The Mississippi Development Authority has to authorize all fee-in-lieu agreements, which are only allowed for projects with a minimum investment of $60 million. The LINK originally planned to set up the agreement with a minimum investment of $75 million but reduced it to $60 million. Pace said he believes the company is “hedging a little bit.”
“I’ve worked on several solar projects in the state and I have yet to see one that small,” he said. “I think they want that leeway just in case.”
The potential project might include a battery storage facility to store solar power for use at night or during cloudy weather, which Higgins said would increase capital investment in the project but did not know by how much.

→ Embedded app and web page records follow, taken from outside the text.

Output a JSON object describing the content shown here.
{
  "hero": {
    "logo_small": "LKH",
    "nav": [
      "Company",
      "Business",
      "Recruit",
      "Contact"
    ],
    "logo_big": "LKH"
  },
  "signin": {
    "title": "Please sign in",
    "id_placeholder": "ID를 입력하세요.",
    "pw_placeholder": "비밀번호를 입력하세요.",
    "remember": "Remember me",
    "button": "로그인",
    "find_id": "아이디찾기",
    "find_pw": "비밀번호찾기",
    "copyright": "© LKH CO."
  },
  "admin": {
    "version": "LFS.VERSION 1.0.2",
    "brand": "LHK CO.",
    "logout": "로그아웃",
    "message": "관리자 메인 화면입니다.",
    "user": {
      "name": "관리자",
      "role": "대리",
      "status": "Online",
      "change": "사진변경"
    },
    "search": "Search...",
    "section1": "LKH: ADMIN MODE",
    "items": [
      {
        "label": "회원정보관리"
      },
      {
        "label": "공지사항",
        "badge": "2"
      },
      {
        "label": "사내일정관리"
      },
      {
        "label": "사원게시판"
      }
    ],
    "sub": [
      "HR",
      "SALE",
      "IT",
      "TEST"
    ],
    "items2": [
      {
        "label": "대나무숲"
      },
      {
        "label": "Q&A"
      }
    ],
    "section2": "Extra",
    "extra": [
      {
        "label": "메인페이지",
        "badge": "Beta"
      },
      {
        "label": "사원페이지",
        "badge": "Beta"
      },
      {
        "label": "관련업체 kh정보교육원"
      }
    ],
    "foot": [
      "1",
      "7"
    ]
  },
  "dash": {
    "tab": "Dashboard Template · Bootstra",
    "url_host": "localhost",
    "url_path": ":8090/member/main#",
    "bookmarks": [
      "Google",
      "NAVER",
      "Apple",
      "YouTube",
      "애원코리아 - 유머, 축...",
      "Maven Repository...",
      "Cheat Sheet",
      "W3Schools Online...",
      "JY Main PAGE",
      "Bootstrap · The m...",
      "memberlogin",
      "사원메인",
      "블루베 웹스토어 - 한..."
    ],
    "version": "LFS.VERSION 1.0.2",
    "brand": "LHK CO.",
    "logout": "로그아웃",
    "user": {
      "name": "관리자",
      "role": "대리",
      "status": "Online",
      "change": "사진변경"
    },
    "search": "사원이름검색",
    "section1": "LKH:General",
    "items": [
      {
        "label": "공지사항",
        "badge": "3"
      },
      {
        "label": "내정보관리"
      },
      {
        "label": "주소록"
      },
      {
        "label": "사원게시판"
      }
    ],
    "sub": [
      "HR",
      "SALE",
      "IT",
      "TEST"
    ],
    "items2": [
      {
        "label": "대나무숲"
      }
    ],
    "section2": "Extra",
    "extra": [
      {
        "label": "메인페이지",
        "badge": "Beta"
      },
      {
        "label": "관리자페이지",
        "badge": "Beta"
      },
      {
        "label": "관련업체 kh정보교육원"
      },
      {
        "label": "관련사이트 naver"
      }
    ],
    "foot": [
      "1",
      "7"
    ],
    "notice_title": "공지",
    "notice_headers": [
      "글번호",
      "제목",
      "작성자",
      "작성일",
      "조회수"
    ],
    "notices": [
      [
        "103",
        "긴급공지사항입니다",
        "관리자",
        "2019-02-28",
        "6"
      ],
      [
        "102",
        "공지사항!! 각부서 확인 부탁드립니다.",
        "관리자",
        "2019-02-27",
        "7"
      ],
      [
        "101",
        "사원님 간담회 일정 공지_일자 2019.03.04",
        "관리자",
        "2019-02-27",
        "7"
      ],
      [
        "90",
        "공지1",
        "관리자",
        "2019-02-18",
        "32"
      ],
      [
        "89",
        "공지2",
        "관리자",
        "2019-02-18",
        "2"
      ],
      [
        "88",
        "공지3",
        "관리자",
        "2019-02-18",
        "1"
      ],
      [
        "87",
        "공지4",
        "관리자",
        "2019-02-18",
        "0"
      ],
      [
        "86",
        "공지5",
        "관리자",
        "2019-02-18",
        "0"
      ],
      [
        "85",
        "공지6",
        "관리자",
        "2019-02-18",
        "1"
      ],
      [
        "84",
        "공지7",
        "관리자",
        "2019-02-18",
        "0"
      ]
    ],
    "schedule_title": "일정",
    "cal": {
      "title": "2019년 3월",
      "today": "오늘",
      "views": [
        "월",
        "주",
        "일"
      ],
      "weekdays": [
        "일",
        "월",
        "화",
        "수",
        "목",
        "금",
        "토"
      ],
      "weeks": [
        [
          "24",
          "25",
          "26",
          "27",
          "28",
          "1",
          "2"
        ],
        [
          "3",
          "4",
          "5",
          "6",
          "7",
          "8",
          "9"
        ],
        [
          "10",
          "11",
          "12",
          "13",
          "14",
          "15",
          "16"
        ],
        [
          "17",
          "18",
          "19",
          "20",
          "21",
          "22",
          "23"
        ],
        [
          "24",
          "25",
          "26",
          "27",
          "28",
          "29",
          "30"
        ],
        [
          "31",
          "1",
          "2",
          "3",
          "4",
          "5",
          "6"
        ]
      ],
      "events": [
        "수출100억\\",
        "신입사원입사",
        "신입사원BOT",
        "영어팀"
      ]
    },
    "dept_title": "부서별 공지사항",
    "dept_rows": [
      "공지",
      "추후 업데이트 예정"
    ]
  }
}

The battery storage facility might be Mississippi’s first, Pace said, so it is unknown if the state Department of Revenue would treat it as a “free port warehouse” and exempt it from all property taxes if any of the power is shipped out of state. Pace said he does not expect the DOR to consider the battery power “taxable inventory.”
The LINK recently responded to a request for a proposal for a company considering a project at the 1,200-acre Infinity Megasite in west Lowndes County, Higgins said. The company is interested in building where renewable power is available, and the Tennessee Valley Authority makes it available to the Golden Triangle, but having solar farms in the area “helps our case” and will generate local property tax revenue, Higgins said.
TVA awarded a contract in February with a Florida-based renewable energy company, Origis Energy, to build a 200-megawatt solar facility on roughly 4,000 acres of land just west of the Infinity Megasite. Origis will begin providing energy to TVA in October of 2022.
A gun rights ‘sanctuary’
The board later voted 3-2 in favor of a resolution to make Oktibbeha County a “Second Amendment sanctuary.” It was initially marketed as allowing the county sheriff to override any possible future state or federal restrictions on firearm ownership and access, but board attorney Rob Roberson said the resolution does not indicate that the county will go “over and above” either level of government.
“The only thing that this resolution would do is suggest that the county is a strong proponent for our Second Amendment rights,” he said. “That’s all it does.”
Supervisors Marvell Howard of District 3, Bricklee Miller of District 4 and Board President John Montgomery of District 1 voted for the resolution. Orlando Trainer of District 2 and Joe Williams of District 5 voted against it.
The supervisors first discussed the resolution at their March 2 meeting but tabled it when it became clear that there would be no majority vote, since Trainer was absent and Howard opposed the resolution at the time. All five supervisors were present at the March 16 meeting, and Howard abstained from the vote then but said he would support it after Roberson changed the language to get rid of the word “sanctuary.”
Howard said Monday that he was no longer concerned that the county would resolve to spend its money opposing state or federal gun restrictions if they happen.
“I am a proponent of the Second Amendment, but I wasn’t a proponent of fighting any rulings that came down,” Howard said.
The supervisors in 27 Mississippi counties since January have passed the resolution, which is part of a nationwide movement that started in Virginia. A measure that would apply to the entire state was moving through the Mississippi House of Representatives before the Legislature went into indefinite recess due to the COVID-19 coronavirus.
Tess Vrbin was previously a reporter for The Dispatch.